_THE PROBLEM_. Copy the records below character for character.

[Records from a data collection]
----------------------------------------

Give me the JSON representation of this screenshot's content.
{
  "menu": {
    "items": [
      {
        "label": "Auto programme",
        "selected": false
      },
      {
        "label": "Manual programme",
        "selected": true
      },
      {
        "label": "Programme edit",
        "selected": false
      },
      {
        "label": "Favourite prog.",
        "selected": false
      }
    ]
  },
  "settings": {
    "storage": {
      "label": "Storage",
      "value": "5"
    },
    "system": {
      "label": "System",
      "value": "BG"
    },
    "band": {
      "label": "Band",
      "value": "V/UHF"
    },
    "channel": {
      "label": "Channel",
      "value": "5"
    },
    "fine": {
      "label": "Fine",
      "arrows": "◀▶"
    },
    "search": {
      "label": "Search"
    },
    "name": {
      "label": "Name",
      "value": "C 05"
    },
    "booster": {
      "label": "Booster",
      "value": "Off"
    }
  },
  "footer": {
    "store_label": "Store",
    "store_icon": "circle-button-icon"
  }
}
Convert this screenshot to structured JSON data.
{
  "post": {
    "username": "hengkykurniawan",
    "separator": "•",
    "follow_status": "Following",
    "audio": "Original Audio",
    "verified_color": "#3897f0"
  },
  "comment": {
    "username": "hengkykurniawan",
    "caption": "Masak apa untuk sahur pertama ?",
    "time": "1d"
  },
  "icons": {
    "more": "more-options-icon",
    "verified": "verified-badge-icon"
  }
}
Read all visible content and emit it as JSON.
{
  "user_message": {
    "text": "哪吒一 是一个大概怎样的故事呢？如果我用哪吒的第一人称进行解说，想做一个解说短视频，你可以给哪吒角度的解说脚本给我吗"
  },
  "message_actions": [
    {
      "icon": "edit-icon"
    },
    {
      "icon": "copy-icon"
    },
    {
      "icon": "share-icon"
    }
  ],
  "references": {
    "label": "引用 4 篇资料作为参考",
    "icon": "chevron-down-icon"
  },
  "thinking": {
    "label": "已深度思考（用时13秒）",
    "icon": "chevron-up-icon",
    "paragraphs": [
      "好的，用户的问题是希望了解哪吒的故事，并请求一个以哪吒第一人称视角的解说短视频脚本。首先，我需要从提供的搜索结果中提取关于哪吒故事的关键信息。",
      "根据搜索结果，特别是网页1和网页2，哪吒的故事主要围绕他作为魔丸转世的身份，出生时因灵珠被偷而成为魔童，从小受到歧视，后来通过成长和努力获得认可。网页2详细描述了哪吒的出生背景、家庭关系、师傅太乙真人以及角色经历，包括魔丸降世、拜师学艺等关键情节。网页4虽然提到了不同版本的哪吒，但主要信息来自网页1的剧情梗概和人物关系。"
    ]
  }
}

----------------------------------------

_SOLUTION FOR THIS TASK_.
Give me the JSON representation of this screenshot's content.
{
  "menu": {
    "items": [
      {
        "label": "Auto programme",
        "selected": false
      },
      {
        "label": "Manual programme",
        "selected": true
      },
      {
        "label": "Programme edit",
        "selected": false
      },
      {
        "label": "Favourite prog.",
        "selected": false
      }
    ]
  },
  "settings": {
    "storage": {
      "label": "Storage",
      "value": "5"
    },
    "system": {
      "label": "System",
      "value": "BG"
    },
    "band": {
      "label": "Band",
      "value": "V/UHF"
    },
    "channel": {
      "label": "Channel",
      "value": "5"
    },
    "fine": {
      "label": "Fine",
      "arrows": "◀▶"
    },
    "search": {
      "label": "Search"
    },
    "name": {
      "label": "Name",
      "value": "C 05"
    },
    "booster": {
      "label": "Booster",
      "value": "Off"
    }
  },
  "footer": {
    "store_label": "Store",
    "store_icon": "circle-button-icon"
  }
}
Convert this screenshot to structured JSON data.
{
  "post": {
    "username": "hengkykurniawan",
    "separator": "•",
    "follow_status": "Following",
    "audio": "Original Audio",
    "verified_color": "#3897f0"
  },
  "comment": {
    "username": "hengkykurniawan",
    "caption": "Masak apa untuk sahur pertama ?",
    "time": "1d"
  },
  "icons": {
    "more": "more-options-icon",
    "verified": "verified-badge-icon"
  }
}
Read all visible content and emit it as JSON.
{
  "user_message": {
    "text": "哪吒一 是一个大概怎样的故事呢？如果我用哪吒的第一人称进行解说，想做一个解说短视频，你可以给哪吒角度的解说脚本给我吗"
  },
  "message_actions": [
    {
      "icon": "edit-icon"
    },
    {
      "icon": "copy-icon"
    },
    {
      "icon": "share-icon"
    }
  ],
  "references": {
    "label": "引用 4 篇资料作为参考",
    "icon": "chevron-down-icon"
  },
  "thinking": {
    "label": "已深度思考（用时13秒）",
    "icon": "chevron-up-icon",
    "paragraphs": [
      "好的，用户的问题是希望了解哪吒的故事，并请求一个以哪吒第一人称视角的解说短视频脚本。首先，我需要从提供的搜索结果中提取关于哪吒故事的关键信息。",
      "根据搜索结果，特别是网页1和网页2，哪吒的故事主要围绕他作为魔丸转世的身份，出生时因灵珠被偷而成为魔童，从小受到歧视，后来通过成长和努力获得认可。网页2详细描述了哪吒的出生背景、家庭关系、师傅太乙真人以及角色经历，包括魔丸降世、拜师学艺等关键情节。网页4虽然提到了不同版本的哪吒，但主要信息来自网页1的剧情梗概和人物关系。"
    ]
  }
}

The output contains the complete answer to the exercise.